I got really into Twitch Plays Pokemon. But really, my friends and I got into TPP. There were many nights where we all hung out to watch the game together, in the same place. Drinks in hand we would yell at the screen when the battle would be won with any move besides Sand Attack for the fifteenth time. We would have it on in the background as we played card games or hung out, but we gathered so we could â€˜watch TPP.â€™ Of course, Iâ€™ll never forget the final battle. As soon as Blueâ€™s Pidgeot went down, we woke up a friend who fell asleep because we had a feeling this was the match. It was around 1:30 AM, but that didnâ€™t stop us from cheering when we saw Blue defeated. We actually saw it. We were there. Thatâ€™s now an important memory for me. It would have been something neat had I watched it on my own. But that night the game of Pokemon brought me closer to my friends.
I donâ€™t know the psychological reason why we like being with other people. I know that humans are social creatures and (usually) stand better chances of survival with other humans. Itâ€™s probably somewhere in there that makes us excited when we are around other people, showing interest in the same thing. Games are designed to be inherently interesting. They try to capture your imagination through mechanics, visuals, and challenges. Itâ€™s similar to the misattribution of arousal. When a person walks over a suspension bridge that person is more attracted to someone on the other side of the bridge because the excitement of the bridge is associated with this person. Having a person right next to you when youâ€™re really into a game could provide a misattribution of friendship. It happened to me over the weekend. I played Towerfall till 3AMÂ with some new friends. I feel I connected with them more in that hour than I did with all the other people I actively talked to the entire party. Games are basically friend making machines.
As far as making a call on local multiplayer, or any multiplayer at all, you need to consider the design of your game. For Sportsball, our focus has always been local multiplayer. Itâ€™s the reason why the game was made in the first place. My first two showings of the prototype cemented the gameâ€™s experience. After putting only 9 hours of work into the prototype, a group of friends sat on the couch and played it for an hour and a half straight. Thatâ€™s a very good play time to dev time ratio. The next time, I was with friends and we wanted to both play games and get food. So I setup my laptop as we ordered food. The six of us stayed there for two and half hours playing. Iâ€™ve never spent so much time in a McDonaldâ€™s. Sportsball is about having a massive group of people all together. Itâ€™s as fun to watch as it is to play. Itâ€™s a game where you can never have too many people, as the crowd is just as important as the players. With a game like this, couch-op will always take priority over online play. This is why we favor features like an announcer mode, that amps your voice through the displayâ€™s speakers. Itâ€™s why we spent weeks getting replays to work, so you can see exactly when she pulled off that â€˜ridiculousâ€™ move. Itâ€™s why having logos for the teams matters: so you can become part of a community.

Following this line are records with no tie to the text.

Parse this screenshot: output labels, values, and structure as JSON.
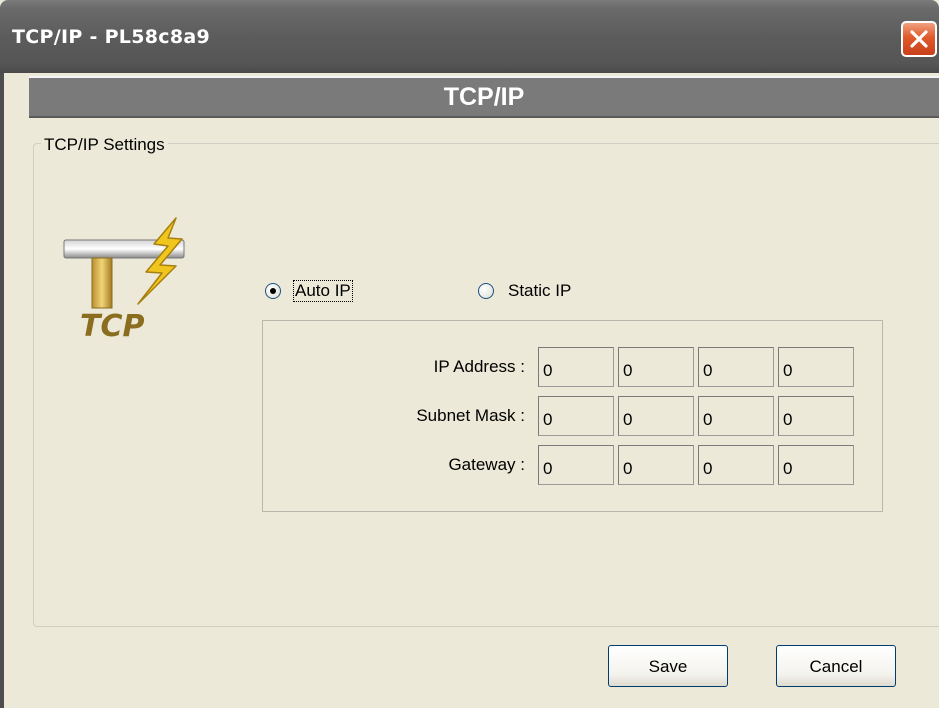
{
  "window": {
    "title": "TCP/IP - PL58c8a9"
  },
  "header": {
    "title": "TCP/IP"
  },
  "group": {
    "legend": "TCP/IP Settings"
  },
  "logo": {
    "text": "TCP"
  },
  "mode": {
    "auto_label": "Auto IP",
    "static_label": "Static IP",
    "selected": "auto"
  },
  "fields": [
    {
      "label": "IP Address :",
      "octets": [
        "0",
        "0",
        "0",
        "0"
      ]
    },
    {
      "label": "Subnet Mask :",
      "octets": [
        "0",
        "0",
        "0",
        "0"
      ]
    },
    {
      "label": "Gateway :",
      "octets": [
        "0",
        "0",
        "0",
        "0"
      ]
    }
  ],
  "buttons": {
    "save": "Save",
    "cancel": "Cancel"
  },
  "colors": {
    "titlebar": "#5c5c5c",
    "header_band": "#7a7a7a",
    "close": "#e05a2a",
    "logo_bar": "#d9b34a",
    "logo_bolt": "#f0c61e",
    "logo_text": "#8a6d1f"
  }
}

If your game relies on excitement from interacting with other people, then Iâ€™d urge you to find ways to encourage those people play in the same place. Preferably on the couch, as itâ€™s a pretty comfy place to play games.